So how do we, as Asians, undo anti-Blackness? Here’s how I’m trying to do my part.
- Work to self-educate on anti-Blackness and humbly and quietly follow anti-racism educators.
- Do not insert your own experience.
- Don’t ask people of colour to “get you up to speed” and if you do ask for resources, PAY FOR THEM.
- Be mindful of the media you consume — don’t spread misinformation that only deepen the fractures in society.
- Prioritize creating equitable workplaces. This is one area of your life that if you have privilege, you can make a deep impact in.
- Hire Black people.
- Promote Black people.
- Buy from Black businesses.
- Interrupt those who interrupt Black people.
- Stand up to bias and anti-Blackness in your community. For me, that’s the South Asian community, which is steeped in anti-Blackness, and that’s the one I have the most chance of influencing.
- Stand up to casual and overt racism. You don’t have to start conversations about your feelings with other people of colour, especially Black people. Work it out with your own.
- Oh, and vote the racists out.
- Don’t pat yourself on the back if you’re non-Black, for speaking up about this issue.
- Let Black people lead.
- I’m glad to see company and leader statements — now do the work in the other three quadrants and use your dollars to put your money where your mouth is; towards police and prison reform, hiring DEI (Diversity, Equity, and Inclusion) experts, advancing more employees of colour.
It means speaking up vocally about it, educating our community about the insidious origins and impact of anti-Blackness. There are great resources on showing up as an ally and advocate right now, but my number one thought for the Asian community is this: the correct answer to hearing about anti-Blackness is not “but we experience racism too/we have also been treated unfairly/we have also been discriminated against.” In the absence of defensiveness, I have been able to listen and learn.
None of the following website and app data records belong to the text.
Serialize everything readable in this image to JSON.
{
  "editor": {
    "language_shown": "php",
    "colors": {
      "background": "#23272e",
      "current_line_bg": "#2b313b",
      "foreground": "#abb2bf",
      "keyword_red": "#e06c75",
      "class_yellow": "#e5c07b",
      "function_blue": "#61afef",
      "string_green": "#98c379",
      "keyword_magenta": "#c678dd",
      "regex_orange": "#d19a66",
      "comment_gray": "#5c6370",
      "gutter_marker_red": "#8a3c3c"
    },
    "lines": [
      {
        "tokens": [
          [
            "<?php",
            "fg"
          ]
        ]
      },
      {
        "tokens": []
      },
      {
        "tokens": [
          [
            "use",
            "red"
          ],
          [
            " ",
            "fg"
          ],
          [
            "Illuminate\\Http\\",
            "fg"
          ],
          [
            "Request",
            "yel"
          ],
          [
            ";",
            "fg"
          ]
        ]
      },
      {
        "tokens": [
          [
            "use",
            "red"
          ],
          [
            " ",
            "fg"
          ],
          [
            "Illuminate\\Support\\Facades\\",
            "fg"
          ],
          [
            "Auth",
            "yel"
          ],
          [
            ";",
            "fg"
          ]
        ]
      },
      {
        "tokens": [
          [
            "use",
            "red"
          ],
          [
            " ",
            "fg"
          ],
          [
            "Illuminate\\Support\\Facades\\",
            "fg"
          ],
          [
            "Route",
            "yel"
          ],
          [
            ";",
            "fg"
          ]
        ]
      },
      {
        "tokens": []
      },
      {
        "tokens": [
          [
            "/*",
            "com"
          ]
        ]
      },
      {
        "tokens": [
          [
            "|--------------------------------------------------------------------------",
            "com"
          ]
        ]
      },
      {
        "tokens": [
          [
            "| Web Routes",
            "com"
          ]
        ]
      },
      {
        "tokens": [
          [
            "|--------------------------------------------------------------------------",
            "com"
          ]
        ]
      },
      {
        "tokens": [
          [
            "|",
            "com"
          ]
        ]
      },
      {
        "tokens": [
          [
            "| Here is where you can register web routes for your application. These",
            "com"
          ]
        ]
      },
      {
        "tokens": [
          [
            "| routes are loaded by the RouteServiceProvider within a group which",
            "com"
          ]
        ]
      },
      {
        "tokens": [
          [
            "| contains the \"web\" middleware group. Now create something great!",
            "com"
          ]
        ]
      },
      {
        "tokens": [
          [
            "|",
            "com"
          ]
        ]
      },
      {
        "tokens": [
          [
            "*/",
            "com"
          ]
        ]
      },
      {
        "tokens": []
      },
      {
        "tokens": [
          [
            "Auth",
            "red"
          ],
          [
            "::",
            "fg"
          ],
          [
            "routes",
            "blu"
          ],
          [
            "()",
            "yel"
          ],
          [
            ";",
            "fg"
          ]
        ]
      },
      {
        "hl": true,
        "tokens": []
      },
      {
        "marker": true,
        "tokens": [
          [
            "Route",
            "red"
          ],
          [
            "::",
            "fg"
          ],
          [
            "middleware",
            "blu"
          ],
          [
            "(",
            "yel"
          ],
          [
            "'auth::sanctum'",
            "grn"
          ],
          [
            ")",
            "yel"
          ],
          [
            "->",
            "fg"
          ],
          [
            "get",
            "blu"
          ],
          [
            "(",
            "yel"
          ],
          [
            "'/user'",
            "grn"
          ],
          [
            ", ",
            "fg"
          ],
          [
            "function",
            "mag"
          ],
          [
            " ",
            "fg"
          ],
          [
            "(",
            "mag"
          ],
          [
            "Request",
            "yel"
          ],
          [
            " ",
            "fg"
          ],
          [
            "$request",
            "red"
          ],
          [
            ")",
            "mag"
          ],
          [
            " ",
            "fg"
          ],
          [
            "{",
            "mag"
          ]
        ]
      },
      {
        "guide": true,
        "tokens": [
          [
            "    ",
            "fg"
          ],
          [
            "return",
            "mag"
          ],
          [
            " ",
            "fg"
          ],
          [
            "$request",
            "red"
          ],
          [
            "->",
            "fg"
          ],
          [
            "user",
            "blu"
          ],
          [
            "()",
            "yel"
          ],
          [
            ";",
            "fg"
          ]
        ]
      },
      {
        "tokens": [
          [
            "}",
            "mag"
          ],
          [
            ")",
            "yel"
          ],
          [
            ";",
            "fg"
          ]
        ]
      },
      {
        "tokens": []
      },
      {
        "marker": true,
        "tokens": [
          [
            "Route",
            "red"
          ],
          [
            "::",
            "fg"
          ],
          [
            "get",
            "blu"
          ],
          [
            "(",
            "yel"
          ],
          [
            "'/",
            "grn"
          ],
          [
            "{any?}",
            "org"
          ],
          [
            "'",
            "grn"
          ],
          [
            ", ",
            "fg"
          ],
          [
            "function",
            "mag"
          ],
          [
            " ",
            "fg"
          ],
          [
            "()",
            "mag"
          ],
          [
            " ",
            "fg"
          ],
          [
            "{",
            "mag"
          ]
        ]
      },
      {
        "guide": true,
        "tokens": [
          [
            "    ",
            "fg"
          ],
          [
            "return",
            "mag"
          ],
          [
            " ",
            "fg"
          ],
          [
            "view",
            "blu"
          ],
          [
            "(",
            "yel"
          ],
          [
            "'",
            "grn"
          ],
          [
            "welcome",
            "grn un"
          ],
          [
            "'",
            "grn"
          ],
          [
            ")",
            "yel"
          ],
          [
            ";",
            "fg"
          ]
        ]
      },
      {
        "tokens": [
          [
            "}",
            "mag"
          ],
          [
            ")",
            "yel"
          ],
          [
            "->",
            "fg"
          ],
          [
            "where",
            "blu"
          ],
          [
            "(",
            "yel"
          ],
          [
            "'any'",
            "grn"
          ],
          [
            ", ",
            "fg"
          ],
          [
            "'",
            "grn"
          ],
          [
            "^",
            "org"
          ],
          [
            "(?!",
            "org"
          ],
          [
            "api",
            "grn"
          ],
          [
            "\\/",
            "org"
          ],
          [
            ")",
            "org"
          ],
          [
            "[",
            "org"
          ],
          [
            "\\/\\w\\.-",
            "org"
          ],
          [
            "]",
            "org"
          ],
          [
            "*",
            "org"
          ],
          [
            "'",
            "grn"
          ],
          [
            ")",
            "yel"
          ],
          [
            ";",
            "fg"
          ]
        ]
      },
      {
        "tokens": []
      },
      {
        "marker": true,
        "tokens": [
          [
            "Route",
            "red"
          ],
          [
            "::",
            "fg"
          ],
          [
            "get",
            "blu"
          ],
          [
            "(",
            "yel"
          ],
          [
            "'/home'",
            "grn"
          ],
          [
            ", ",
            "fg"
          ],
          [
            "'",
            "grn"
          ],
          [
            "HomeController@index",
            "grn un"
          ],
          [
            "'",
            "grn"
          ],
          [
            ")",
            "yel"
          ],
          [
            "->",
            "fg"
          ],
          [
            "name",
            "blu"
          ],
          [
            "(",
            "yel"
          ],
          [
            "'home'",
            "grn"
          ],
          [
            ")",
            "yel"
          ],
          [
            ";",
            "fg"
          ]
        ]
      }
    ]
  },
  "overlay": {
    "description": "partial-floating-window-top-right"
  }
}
I bear witness to disparity daily now. My son’s preschool is owned by a Black woman. I see how poorly many white parents treat her and the other teachers of colour. I experienced it myself one day, when on a snow day I volunteered to help out in the daycare — as I live in walking distance — in a classroom that was not my son’s. At the end of the day, a white parent yanked her child from my hands without thanking me and looked at me like I was a servant. In my hoodie, devoid of makeup, it didn’t matter that I had two Ivy-League degrees.
At one, two, three, even four years old, I witness how much the kids in his school love each other. But I know that these same white kids who have grown up side by side with kids of colour will soon learn messages of difference and racism from their parents. I’m readying myself for the day my son will come home telling me a child refused to play with him because of his skin colour. Like my mum had to when I was growing up, I will have to teach him about racism and anti-Blackness. Both concepts will be to protect him. To educate him. To fortify him.
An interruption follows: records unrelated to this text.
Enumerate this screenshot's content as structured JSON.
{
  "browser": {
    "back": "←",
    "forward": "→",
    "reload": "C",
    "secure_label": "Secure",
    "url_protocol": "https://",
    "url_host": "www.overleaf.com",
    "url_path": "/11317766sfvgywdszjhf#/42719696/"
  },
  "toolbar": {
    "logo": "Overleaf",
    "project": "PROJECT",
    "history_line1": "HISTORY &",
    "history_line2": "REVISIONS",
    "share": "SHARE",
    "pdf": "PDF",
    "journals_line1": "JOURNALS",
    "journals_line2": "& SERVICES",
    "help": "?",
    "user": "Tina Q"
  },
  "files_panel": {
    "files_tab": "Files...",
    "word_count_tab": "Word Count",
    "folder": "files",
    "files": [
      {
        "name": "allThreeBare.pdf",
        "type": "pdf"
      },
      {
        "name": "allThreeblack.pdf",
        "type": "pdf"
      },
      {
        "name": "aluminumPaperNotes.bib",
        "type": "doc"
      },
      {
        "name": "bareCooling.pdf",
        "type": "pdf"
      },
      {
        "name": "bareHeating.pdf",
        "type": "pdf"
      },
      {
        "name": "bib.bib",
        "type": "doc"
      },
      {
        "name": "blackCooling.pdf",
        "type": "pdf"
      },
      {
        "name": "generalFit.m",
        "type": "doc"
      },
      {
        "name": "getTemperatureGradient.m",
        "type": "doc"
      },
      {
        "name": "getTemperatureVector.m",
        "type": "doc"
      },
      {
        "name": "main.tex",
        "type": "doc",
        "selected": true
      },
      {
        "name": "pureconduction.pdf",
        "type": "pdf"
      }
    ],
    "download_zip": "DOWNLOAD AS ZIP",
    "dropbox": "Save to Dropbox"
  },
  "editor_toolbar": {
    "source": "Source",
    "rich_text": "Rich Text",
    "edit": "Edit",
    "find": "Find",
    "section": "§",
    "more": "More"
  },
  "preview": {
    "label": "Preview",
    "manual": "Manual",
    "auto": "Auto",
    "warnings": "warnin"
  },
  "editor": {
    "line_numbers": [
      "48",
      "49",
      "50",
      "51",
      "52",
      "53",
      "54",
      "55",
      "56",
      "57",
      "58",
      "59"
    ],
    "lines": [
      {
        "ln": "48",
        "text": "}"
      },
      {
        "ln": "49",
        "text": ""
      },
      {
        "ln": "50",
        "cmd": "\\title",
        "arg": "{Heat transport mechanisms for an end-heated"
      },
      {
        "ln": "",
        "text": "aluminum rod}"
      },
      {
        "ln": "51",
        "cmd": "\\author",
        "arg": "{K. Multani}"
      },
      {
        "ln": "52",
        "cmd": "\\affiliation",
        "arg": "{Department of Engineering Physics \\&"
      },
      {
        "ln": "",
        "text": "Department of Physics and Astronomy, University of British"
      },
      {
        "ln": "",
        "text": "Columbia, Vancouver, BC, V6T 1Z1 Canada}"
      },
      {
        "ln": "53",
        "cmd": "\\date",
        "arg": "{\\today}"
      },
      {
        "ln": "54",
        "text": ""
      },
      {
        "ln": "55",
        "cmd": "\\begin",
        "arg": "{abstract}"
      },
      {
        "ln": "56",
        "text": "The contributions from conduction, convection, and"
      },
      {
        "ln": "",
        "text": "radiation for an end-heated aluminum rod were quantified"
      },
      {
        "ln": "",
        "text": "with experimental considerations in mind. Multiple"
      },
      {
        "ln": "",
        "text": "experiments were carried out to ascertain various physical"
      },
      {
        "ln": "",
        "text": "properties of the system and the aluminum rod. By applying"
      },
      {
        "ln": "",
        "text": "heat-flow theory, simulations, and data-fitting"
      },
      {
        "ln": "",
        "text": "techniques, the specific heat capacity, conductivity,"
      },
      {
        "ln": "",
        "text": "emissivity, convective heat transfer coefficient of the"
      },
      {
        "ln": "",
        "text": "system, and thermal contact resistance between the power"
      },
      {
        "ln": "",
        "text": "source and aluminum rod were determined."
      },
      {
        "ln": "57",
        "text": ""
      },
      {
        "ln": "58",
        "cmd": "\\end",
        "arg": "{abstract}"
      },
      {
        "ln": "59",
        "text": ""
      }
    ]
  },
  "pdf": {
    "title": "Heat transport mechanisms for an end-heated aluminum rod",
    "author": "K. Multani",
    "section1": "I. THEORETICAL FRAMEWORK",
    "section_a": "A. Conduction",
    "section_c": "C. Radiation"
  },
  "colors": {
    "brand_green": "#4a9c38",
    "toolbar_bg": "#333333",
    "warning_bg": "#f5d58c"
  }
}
I’m also bracing myself for the day my son may come home carrying a message of anti-Blackness. While I can’t ever fully protect him from experiencing racism as a person of colour, I can make it my mission to ensure he doesn’t perpetuate it towards his Black peers.
I want him to stand in solidarity with his Black friends decades before the age his mother had even first interacted with an African American person.
Perhaps as an immigrant, non-Black person of colour, this could be my greatest legacy and contribution to this country.
Ruchika Tulshyan is an award-winning inclusion strategist and keynote speaker. Her articles have appeared in the Harvard Business Review, Forbes, The Wall Street Journal, and Bloomberg. She is also the inaugural Distinguished Professional-in-Residence for Seattle University. Ruchika was on the founding team of women-run-and-funded website, The Establishment. In 2019, Ruchika was named to the Thinkers50 “On the Radar” list, a global community of influential management thinkers to watch. She was also named to a list of Most Influential D&I leaders in 2019.